ACTION ITEM: Your answer must consist of every line from the data below that includes the word "cách".

SUPPLIED RECORDS:

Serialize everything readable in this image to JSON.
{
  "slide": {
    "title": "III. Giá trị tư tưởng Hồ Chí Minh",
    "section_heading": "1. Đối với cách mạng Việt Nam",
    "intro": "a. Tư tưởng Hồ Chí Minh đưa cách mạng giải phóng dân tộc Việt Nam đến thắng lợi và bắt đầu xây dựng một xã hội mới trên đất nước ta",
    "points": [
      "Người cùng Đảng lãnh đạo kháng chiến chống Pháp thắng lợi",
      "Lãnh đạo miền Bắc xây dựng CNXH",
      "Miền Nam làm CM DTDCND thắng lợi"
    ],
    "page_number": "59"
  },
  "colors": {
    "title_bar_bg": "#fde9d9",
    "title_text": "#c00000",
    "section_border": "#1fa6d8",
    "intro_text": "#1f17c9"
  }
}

SOLUTION FOR THIS EXERCISE:
    "section_heading": "1. Đối với cách mạng Việt Nam",
    "intro": "a. Tư tưởng Hồ Chí Minh đưa cách mạng giải phóng dân tộc Việt Nam đến thắng lợi và bắt đầu xây dựng một xã hội mới trên đất nước ta",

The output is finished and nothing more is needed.